    I want to find a small car, that is inexpensive that I can push into and drive from my wheelchair.
    So the ramp at the back cannot be too steep.
    Also something that goes at more than 25 miles per hour like the Hungarian Kenguru,and also because it is an electric car only has a range of about 35 miles before having to recharge, so something that has either unlimited mileage or about 100 miles if electric.
    I don’t think the model made in Japan is available in this country yet.
    Does anyone have any info.
    K

  8. Anonymous says:

    There is a similar electric car in Japan that has been in production for quite a while. Selling for \985,000

    (Page in Japanese only)

    http://www.takeoka-m.co.jp/fle.htm

  9. Anonymous says:

    My BIG question in using this vehicle, after viewing the video, is this:

    If, it is EVER available in the U.S. would my insurance help pay for it – as it is in the Country where it was designed?
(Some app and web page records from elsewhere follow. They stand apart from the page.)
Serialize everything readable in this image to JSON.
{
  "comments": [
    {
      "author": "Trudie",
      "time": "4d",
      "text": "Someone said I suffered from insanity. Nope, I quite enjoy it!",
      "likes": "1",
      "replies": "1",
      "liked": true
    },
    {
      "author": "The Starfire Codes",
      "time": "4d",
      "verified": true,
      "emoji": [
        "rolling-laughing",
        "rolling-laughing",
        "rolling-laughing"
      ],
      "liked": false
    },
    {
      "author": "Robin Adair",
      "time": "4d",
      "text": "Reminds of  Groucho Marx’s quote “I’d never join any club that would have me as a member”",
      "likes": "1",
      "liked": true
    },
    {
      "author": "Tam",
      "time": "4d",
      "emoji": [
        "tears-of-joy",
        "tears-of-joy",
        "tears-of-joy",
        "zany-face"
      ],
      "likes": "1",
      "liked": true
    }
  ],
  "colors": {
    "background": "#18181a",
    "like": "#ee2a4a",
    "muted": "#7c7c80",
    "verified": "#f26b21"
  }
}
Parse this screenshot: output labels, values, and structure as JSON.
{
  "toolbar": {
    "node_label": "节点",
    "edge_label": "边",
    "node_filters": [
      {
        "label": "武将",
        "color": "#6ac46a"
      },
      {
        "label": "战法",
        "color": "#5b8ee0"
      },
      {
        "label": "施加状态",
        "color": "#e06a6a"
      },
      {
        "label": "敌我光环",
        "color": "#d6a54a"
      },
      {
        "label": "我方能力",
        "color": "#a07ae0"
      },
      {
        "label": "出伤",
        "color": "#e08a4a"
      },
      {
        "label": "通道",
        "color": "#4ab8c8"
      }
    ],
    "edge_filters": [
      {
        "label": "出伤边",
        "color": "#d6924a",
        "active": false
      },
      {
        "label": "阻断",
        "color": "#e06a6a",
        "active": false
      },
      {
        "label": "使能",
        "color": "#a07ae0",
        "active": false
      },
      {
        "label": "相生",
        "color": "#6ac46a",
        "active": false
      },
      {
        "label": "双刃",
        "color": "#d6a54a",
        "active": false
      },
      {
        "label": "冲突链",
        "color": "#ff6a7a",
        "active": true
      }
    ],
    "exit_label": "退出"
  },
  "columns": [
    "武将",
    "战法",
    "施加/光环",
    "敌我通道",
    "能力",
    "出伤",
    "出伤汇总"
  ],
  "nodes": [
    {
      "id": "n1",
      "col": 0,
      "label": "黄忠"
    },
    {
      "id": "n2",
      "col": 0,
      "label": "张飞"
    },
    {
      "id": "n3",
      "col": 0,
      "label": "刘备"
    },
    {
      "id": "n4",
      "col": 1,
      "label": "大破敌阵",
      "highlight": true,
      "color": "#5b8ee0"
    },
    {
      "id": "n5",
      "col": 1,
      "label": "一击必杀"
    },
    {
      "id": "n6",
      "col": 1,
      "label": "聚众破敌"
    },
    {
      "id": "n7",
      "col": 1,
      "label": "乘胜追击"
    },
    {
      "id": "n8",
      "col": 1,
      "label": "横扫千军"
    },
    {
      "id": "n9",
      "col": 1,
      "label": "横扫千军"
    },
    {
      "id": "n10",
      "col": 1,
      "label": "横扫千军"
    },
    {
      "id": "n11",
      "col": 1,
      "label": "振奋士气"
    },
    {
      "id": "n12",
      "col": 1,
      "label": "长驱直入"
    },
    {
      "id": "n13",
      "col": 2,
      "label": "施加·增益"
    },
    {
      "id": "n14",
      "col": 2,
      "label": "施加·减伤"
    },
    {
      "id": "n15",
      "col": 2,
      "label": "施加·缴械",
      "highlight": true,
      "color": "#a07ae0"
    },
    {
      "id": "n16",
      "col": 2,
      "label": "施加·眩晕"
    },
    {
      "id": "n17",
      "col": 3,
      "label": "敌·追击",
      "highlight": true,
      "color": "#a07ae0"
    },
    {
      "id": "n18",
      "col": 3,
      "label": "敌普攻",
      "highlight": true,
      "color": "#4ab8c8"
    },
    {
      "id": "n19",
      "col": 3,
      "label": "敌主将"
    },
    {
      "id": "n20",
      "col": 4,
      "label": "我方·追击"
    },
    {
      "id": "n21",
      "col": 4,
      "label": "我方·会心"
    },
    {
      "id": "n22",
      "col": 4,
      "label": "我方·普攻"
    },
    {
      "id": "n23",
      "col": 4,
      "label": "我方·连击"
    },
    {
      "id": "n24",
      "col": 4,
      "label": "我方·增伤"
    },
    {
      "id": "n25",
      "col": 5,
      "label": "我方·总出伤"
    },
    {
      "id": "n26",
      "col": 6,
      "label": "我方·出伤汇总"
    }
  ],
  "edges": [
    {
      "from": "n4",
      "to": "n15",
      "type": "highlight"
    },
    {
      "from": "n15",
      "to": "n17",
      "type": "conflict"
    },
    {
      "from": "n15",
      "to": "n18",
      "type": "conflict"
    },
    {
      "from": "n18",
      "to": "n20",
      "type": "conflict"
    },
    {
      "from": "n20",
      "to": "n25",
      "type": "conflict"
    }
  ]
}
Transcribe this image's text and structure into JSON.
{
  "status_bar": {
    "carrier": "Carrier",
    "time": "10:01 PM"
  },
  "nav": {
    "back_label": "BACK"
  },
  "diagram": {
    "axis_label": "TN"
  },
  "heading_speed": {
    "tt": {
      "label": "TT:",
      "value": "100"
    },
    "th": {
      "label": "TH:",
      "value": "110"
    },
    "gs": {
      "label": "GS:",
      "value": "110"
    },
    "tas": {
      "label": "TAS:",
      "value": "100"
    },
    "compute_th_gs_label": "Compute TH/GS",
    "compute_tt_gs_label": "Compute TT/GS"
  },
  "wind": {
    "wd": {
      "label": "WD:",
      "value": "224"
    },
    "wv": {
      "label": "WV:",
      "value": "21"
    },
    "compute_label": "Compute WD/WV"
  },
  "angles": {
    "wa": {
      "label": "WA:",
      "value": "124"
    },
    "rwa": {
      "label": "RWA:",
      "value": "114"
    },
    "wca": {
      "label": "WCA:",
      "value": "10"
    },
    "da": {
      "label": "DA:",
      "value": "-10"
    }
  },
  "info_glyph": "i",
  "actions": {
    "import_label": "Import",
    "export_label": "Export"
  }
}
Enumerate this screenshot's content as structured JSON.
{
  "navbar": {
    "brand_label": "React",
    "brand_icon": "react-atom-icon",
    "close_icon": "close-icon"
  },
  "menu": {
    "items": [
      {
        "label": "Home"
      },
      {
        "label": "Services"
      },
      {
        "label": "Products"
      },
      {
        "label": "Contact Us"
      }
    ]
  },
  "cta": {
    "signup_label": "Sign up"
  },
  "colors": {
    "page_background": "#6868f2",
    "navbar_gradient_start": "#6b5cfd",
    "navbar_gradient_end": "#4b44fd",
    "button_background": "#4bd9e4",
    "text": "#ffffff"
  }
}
Second, I have a German Shepherd Assistant Dog – once the wheelchair is in, there isn’t enough room for a Poodle, let alone my Shepherd! Where do you put groceries or anything else? The ‘Concept’ is good, but being able to use it to do anything in is seems absolutely useless!

    Maybe the designers should have put more input into this concept – just maybe, they should have consulted with someone who actually uses a chair?

  10. Skeeky says:

    I think that labels – what we call people – needs to be considered within the context of what that person is saying. I’m disabled. At times, to be flippant, I’ll call another person with a disability a cripple. To me, cripple, uttered by someone that doesn’t have a sense of how it’s really a derogatory term, would be offensive.

    But I can only tolerate the various labels a little. I think that Joel’s use of Retarded isn’t offensive, even though the preferred term is (I think – I haven’t checked lately!) Developmentally Disabled. Within the context of his article, I can tell that he’s probably a very cool AB. TAB, actually.

    AB= Able-bodied.
    TAB= Temporarily Able-bodied

    Jim

Leave a Reply

Your email address will not be published. Required fields are marked *

You may use these HTML tags and attributes: <a href="" title=""> <abbr title=""> <acronym title=""> <b> <blockquote cite=""> <cite> <code> <del datetime=""> <em> <i> <q cite=""> <strike> <strong>

 

More BB

Boing Boing Video

Flickr Pool

Digg

Wikipedia

Advertise

Displays ads via FM Tech

RSS and Email

This work is licensed under a Creative Commons License permitting non-commercial sharing with attribution. Boing Boing is a trademark of Happy Mutants LLC in the United States and other countries.

FM Tech